Take three siblings equally spaced in age. Here’s an advantage the second child has over the third.
When the oldest learns something new, the second will have a chance to learn a little of it alongside. For example, say the parents are teaching the oldest algebra in the car while on vacation (dreadful parents for sure.) All three siblings will be listening but the second, being older than the youngest is going to grasp more of it.
Now when the second reaches the same age that the oldest was at the time of the algebra lesson, the second will be more advanced than the oldest was as a result of the spillovers from the original lesson. The parents will know this and they will appropriately scale up the lesson. It will go faster and it will be more advanced. As a result the lesson will be less accessible to the youngest child than the original lesson to the oldest was to the second. The third child will benefit less from the spillovers than the second child did.
This process implies that the human capital of the second will closely track the oldest and diverge from the youngest so that parental investments tailored to the current human capital level of the oldest will have benefit the second more than the youngest by an ever increasing differential. And investments tailored to the level of the second will be too advanced to benefit the youngest.

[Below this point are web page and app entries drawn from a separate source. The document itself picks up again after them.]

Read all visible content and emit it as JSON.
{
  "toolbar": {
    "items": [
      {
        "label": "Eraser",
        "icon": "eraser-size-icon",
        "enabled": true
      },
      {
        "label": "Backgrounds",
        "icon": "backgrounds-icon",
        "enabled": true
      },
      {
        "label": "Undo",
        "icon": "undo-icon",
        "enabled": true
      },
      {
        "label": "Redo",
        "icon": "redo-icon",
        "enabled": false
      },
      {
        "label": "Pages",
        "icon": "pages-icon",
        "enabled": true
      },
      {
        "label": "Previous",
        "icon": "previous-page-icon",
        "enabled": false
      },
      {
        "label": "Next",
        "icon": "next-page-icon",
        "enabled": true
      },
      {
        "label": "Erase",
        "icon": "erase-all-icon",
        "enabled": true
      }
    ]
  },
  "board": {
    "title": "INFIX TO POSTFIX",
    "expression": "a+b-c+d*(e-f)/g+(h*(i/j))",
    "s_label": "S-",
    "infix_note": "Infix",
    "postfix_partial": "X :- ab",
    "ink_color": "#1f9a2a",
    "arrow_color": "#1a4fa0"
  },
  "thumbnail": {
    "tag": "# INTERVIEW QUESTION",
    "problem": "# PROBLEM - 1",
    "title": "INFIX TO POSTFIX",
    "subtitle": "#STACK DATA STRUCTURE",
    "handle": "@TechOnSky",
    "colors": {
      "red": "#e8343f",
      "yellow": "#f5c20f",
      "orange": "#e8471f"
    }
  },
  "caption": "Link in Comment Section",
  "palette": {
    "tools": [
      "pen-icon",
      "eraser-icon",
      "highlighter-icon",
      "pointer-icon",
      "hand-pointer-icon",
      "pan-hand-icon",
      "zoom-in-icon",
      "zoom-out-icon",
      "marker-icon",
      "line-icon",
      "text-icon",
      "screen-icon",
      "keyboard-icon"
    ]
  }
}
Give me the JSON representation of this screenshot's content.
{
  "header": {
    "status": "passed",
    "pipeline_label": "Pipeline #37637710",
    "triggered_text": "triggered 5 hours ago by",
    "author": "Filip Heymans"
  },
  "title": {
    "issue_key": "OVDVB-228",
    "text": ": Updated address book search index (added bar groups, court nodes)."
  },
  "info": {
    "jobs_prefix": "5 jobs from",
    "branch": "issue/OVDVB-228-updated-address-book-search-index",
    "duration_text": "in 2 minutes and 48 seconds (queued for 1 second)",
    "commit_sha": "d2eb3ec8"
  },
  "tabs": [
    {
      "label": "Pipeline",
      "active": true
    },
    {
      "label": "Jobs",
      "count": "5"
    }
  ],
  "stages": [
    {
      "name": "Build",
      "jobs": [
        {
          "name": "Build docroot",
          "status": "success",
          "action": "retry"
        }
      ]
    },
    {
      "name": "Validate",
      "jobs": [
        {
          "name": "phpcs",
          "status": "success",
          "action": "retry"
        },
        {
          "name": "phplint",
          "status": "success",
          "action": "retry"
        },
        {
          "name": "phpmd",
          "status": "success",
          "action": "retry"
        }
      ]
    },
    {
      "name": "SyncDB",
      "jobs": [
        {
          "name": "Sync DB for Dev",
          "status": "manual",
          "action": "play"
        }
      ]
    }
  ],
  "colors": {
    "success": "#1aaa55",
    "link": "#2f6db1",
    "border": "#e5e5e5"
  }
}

Now the original assumption was that the siblings are equally spaced in age. Suppose instead that the two youngest are close in age and the oldest is much older. Then there will be little scope for spillovers from the oldest to the second. The second will have to be taught everything from scratch and now the youngest is going to receive the only spillovers. So the larger gap in age between the oldest and the second the smaller the advantage of the second over the third. And for a large enough gap the advantage reverses.